I'd like to think that he wanted to make it up to me somehow, starting, maybe, with a gift, a gift to make up for the missed birthdays and Christmases and Graduations and wedding and the births of children and a sorry-about-the-divorce beer, but he didn't even know me, let alone what get me, what would come close to making up for all of that. So he gave me what he could... money. And he did it in the least personal way possible, through the mail, with no accompanying note because, as we know, he's been dead for almost 2 years, which is a very extreme way to avoid personal contact. I guess that was just his way.
So, I took matters into my own hands.
I completed the sentence.
I helped him buy me a gift.
And I believe if you look in Emily Post's Book of Etiquette, it will tell you that the proper gift for a posthumous apology for not being a part of your son's life is... a Ducati.
Ducati, saying "I'm sorry I screwed up", with horsepower and sex appeal, since 1926.
It was a fantastic 3+ hour ride home on the back roads of Indiana between Merrillville and Carmel. Liberating. Exhilarating. Gratifying. I won't say I've come to peace with my father, yet, but that ride sure helped. I bet the next one will, too.

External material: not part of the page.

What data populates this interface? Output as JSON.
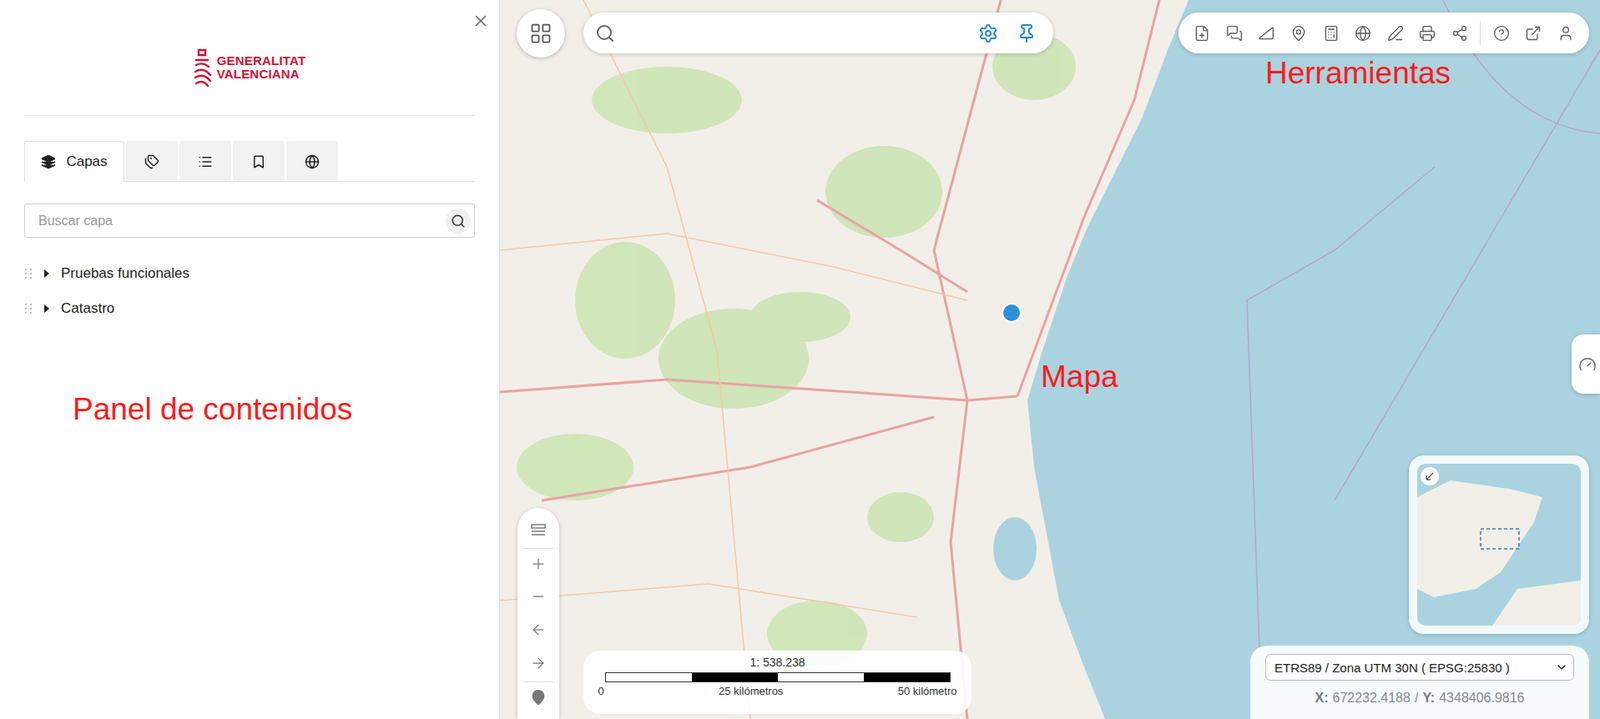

*Yes, for those keeping count, that's two Ducati in my garage. And yes, the plural of "Ducati" is "Ducati". (In case you missed it... How I came to own my first Ducati.)